** Opening Material provided block **
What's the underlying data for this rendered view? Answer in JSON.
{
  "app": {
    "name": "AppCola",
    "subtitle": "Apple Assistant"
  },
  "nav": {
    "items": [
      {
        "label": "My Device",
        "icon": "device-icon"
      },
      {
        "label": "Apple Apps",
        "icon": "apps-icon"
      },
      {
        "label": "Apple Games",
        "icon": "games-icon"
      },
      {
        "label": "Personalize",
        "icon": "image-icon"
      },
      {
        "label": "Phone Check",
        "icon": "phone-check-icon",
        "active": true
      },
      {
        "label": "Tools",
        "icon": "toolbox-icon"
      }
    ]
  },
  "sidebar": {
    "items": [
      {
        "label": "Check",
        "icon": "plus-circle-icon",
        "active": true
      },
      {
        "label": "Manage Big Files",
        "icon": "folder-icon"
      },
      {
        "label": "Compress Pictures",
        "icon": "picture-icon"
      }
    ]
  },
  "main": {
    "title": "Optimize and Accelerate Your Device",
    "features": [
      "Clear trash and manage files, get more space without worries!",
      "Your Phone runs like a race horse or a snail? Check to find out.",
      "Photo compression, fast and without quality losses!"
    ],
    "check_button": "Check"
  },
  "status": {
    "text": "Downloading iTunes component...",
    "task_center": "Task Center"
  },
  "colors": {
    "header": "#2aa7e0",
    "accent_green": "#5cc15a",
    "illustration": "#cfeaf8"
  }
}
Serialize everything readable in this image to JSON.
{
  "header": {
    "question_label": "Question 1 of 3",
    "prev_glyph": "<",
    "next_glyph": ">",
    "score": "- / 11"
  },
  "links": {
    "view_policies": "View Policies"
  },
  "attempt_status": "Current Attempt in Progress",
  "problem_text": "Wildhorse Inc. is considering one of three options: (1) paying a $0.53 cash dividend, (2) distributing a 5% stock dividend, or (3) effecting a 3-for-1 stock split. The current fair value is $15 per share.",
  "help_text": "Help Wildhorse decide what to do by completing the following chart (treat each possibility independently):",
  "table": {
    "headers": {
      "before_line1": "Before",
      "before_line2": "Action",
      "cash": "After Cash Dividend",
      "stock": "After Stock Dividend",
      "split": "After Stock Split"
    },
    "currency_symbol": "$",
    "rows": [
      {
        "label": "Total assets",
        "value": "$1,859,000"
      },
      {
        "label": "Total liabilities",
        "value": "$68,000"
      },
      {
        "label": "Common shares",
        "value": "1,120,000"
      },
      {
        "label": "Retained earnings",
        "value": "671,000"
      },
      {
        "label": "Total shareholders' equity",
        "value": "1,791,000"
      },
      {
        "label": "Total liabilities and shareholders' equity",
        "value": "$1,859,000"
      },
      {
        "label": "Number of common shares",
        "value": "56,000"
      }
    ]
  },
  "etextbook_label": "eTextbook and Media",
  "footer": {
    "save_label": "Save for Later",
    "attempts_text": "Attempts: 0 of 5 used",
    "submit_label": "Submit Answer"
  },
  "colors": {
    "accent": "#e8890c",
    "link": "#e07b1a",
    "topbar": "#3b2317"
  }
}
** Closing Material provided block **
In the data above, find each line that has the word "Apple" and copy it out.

# Solution
    "subtitle": "Apple Assistant"
        "label": "Apple Apps",
        "label": "Apple Games",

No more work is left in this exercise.